CL RESPONSE RISE TIME OVERSHOOT SETTLING TIME S-S ERROR

Kp Decrease Increase Small Change Decrease

Ki Decrease Increase Increase Eliminate

Small Small
Kd Decrease Decrease
Change Change
• Once P has been set to obtain a desired fast response,
the integral term is increased to stop the oscillations.

• The integral term reduces the steady state error, but


increases overshoot.

• Some amount of overshoot is always necessary for a fast


system so that it could respond to changes immediately.
The integral term is tweaked to achieve a minimal steady
state error.
• Once the P and I have been set to get the desired fast
control system with minimal steady state error, the
derivative term is increased until the loop is acceptably
quick to its set point.

• Increasing derivative term decreases overshoot and
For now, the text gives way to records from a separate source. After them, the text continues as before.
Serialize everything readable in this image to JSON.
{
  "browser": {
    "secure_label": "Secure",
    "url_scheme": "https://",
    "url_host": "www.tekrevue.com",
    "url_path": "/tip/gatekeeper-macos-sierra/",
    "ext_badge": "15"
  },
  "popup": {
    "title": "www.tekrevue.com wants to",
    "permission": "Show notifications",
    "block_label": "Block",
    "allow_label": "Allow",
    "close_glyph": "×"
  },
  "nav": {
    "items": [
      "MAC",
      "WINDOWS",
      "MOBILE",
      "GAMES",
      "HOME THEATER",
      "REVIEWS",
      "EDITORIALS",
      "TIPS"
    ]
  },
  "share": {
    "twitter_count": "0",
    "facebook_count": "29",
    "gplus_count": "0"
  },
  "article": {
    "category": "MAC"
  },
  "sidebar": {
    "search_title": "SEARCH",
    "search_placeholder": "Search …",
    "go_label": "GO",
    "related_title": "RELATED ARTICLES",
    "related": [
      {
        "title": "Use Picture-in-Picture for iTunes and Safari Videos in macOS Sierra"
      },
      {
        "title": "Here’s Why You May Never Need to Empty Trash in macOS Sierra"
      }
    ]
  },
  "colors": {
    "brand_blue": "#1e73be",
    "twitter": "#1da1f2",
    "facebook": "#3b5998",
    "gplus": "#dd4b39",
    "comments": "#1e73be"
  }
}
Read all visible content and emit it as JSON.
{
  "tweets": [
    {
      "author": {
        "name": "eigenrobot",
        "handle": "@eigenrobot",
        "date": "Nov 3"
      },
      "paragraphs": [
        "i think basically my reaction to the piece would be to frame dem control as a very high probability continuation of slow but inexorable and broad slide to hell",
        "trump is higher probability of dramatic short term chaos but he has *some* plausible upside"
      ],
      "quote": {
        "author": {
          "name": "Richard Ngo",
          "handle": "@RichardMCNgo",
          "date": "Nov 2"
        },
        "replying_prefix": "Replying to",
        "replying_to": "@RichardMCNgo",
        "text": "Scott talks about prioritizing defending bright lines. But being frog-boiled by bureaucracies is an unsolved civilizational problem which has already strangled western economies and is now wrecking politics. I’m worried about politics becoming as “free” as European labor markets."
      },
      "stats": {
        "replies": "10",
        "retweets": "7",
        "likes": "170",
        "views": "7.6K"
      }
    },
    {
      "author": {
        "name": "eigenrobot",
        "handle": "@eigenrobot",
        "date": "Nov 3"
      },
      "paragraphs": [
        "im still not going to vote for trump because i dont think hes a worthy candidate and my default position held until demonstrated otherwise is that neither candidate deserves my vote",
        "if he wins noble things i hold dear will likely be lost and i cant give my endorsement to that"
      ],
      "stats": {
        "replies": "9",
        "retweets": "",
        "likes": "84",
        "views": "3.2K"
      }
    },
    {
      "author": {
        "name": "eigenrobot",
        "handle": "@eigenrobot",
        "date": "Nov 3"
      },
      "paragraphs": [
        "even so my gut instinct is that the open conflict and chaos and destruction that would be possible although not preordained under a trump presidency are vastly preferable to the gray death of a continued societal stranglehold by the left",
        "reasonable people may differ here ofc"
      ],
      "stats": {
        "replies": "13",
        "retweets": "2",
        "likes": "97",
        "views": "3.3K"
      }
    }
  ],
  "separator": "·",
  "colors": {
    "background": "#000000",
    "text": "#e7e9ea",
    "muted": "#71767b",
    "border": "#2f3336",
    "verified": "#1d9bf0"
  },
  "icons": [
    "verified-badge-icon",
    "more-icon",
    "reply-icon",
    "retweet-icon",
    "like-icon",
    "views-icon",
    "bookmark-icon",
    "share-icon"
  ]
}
yields higher gain with stability but would cause the
system to be highly sensitive to noise.

• Often times, engineers need to tradeoff one


characteristic of a control system for another to better
meet their requirements
• From the table above we see that Kp will help
us to reduce the steady-state error. Let's first
add a proportional controller into the system